Records excerpted from a collection:
* * * * *

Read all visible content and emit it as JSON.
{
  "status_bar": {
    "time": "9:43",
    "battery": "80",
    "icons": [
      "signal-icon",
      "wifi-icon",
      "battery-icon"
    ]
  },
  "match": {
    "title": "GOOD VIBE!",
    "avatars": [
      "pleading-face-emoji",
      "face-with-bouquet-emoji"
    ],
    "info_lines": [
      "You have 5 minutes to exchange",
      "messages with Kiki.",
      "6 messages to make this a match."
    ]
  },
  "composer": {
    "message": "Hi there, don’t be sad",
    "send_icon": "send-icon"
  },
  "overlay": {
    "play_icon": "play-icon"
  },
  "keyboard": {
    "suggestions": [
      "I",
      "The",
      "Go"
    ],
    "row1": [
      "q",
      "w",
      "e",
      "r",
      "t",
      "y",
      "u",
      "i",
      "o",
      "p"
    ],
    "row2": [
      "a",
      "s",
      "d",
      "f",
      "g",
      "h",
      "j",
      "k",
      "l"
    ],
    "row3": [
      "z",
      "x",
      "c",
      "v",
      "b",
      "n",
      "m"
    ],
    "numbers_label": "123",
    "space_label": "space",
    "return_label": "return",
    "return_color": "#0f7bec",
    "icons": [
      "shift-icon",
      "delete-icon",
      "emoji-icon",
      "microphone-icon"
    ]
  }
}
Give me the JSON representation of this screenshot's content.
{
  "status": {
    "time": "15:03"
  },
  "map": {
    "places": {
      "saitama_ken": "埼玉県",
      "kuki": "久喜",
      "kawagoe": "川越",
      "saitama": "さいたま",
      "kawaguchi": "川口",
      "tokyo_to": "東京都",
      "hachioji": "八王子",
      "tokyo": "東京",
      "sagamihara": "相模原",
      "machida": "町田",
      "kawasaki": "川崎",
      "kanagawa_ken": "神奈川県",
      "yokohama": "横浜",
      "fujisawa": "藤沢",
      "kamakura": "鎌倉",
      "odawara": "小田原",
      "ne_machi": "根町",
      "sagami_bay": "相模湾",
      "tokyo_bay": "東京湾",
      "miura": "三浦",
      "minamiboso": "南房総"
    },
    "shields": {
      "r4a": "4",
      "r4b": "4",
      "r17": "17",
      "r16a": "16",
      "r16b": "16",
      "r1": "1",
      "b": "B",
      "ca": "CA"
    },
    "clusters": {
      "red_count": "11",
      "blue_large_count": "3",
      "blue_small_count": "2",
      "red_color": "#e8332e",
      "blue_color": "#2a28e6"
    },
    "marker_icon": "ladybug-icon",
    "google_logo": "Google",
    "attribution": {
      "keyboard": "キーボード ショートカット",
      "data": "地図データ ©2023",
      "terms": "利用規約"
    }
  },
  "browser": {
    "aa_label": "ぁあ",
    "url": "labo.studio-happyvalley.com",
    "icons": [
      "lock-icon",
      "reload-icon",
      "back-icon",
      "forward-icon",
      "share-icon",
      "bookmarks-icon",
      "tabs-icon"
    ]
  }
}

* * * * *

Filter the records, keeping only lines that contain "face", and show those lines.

*TASK RESPONSE*:
      "pleading-face-emoji",
      "face-with-bouquet-emoji"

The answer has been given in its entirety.